Teaching your dog tricks is a fantastic relationship builder, and it also really gives you some hands-on insight as to how dogs learn. Get the dog to do this thing, then give a reward. The dog is likely to do that thing again. This style can be transitioned right into the real world. You can look at any behavior you'd like your dog to do as a trick. Does your dog jump on the table while you're eating dinner? A fantastic trick to teach your dog is how to hold a down-stay on a mat during the duration of your meal. To make this work, you just need to teach the trick and then reward the dog. This means that you will be giving your dog small food rewards every couple of minutes to keep him holding his down stay. Here's how to teach the beginning of this trick:
Does your dog jump on guests when they arrive? There's a trick for that as well. Instead of allowing your dog to jump on the guest, teach your dog the trick of sitting to greet people. To make this work, you need to have some high value food rewards and a leash to help control the situation. Here's how to teach the beginning of this trick:
Does your dog pull your arm nearly out of the socket while attempting to go for a walk? There's a trick for that too. The trick is walking with you and receiving rewards. To accomplish this, you need to be consistent and give lots of rewards. It's also important to start off in an area where your dog isn't too distracted. I mean, you wouldn't introduce a brand new trick to your dog out in the front yard, right? Start off inside your home and then take it on the road. Here is a video on how to get started with that:

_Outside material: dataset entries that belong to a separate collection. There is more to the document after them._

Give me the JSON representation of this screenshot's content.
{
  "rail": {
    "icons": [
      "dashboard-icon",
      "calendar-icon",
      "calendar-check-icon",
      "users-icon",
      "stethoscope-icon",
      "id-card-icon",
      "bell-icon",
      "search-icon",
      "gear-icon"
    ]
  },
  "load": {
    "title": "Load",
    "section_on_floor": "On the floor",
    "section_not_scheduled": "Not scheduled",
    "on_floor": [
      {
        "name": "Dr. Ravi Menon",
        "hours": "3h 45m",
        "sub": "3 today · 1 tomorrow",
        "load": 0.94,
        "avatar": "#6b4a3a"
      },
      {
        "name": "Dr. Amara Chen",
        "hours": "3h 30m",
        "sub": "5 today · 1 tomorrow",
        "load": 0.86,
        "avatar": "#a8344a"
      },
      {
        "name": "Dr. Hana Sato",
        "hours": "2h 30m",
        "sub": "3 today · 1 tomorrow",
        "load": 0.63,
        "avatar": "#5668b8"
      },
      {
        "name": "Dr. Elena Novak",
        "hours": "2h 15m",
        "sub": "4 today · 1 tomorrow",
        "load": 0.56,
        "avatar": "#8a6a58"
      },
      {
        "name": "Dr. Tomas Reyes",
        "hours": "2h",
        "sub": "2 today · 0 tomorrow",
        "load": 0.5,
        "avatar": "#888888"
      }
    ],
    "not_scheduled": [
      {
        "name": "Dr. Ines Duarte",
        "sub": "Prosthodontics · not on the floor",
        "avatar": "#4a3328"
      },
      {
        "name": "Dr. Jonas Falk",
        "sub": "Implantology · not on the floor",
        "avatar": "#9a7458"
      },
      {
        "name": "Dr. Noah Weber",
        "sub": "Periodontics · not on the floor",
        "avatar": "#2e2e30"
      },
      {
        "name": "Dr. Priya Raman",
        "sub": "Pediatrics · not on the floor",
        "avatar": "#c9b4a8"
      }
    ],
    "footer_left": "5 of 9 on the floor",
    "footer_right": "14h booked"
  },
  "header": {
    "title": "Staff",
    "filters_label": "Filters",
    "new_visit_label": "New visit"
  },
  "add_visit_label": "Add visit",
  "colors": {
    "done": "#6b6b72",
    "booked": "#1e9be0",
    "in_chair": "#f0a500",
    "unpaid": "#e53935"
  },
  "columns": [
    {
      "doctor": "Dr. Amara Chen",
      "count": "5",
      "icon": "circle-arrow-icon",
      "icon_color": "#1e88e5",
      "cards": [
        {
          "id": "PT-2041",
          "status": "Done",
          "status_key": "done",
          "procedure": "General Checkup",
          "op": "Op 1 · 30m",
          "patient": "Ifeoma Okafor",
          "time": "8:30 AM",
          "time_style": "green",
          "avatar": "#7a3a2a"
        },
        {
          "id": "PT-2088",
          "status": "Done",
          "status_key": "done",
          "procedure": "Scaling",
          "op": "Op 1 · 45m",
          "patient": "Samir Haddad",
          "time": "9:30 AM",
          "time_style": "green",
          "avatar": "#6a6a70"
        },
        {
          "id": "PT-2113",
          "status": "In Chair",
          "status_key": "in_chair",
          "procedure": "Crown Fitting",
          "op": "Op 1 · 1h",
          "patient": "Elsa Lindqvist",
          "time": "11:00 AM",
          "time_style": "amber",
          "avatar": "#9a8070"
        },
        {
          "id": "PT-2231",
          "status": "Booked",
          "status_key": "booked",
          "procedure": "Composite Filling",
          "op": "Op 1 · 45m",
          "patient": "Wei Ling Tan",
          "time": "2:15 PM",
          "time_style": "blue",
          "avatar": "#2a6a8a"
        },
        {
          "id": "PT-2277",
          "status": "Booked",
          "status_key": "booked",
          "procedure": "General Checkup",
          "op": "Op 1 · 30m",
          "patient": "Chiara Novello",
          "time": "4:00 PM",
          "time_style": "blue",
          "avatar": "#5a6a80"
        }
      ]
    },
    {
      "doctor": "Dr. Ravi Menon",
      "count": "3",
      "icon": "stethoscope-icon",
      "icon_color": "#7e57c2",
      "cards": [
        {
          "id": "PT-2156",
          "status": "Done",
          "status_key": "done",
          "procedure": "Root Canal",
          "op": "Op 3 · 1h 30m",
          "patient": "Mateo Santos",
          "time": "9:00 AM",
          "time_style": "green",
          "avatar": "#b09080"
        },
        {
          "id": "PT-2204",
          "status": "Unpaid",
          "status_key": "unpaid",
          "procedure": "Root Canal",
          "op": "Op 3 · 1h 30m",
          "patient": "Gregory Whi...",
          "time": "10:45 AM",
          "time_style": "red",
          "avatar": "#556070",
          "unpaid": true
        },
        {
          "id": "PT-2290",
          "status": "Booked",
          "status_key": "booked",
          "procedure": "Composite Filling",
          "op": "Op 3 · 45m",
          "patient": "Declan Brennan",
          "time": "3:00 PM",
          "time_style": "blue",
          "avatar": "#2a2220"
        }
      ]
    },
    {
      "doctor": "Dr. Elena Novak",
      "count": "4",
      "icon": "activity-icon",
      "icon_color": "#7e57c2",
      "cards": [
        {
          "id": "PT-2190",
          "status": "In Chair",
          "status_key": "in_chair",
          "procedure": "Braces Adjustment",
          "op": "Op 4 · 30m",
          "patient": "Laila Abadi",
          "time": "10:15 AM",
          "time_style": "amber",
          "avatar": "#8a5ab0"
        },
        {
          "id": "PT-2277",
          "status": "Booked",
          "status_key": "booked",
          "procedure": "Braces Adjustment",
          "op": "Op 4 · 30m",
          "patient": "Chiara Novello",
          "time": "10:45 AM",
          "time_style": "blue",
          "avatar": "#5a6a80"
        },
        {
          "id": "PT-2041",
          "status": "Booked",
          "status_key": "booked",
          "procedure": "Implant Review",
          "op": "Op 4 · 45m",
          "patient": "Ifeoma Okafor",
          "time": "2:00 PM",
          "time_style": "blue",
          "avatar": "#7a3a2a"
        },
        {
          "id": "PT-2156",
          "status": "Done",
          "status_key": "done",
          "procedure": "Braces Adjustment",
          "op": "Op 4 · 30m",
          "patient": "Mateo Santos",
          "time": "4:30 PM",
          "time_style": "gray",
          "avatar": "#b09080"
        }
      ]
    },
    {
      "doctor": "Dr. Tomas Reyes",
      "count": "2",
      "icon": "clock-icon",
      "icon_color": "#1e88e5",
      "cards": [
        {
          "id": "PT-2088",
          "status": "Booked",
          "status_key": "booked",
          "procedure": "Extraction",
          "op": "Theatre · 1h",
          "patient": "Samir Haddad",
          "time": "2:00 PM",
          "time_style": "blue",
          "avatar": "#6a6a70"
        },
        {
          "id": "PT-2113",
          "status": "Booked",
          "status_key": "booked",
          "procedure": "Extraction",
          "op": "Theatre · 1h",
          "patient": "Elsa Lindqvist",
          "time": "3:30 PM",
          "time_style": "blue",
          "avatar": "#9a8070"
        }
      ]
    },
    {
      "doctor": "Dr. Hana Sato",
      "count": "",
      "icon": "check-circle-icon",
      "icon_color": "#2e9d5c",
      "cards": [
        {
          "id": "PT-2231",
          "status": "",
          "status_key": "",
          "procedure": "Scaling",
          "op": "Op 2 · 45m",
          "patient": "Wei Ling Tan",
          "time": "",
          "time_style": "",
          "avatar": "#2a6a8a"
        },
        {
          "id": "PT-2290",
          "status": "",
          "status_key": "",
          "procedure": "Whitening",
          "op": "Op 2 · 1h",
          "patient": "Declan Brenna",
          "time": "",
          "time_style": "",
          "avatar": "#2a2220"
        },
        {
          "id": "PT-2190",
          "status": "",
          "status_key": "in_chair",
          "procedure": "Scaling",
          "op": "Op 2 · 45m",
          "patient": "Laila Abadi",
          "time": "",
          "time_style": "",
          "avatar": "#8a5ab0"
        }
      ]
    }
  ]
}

Does your dog try to bite the leash and play tug while you're attempting to walk? Well, you guessed it! There's a trick for that too. This one actually consists of teaching a few little tricks to your dog and rewarding often, especially in the beginning. Here's how to get started:
Reward your dog and life will be easier. Reward your dog for the real life "tricks" as you would for the other tricks that you do for fun. If you do, there will be no power struggle and your life will be easier and a lot less stressful. Training a dog takes time, patience, consistency, and lots of rewards. It's not necessarily easy, but it will get easier with the work you put in. Remember the more rewards you provide, the more behavior you will receive. Reward that dog.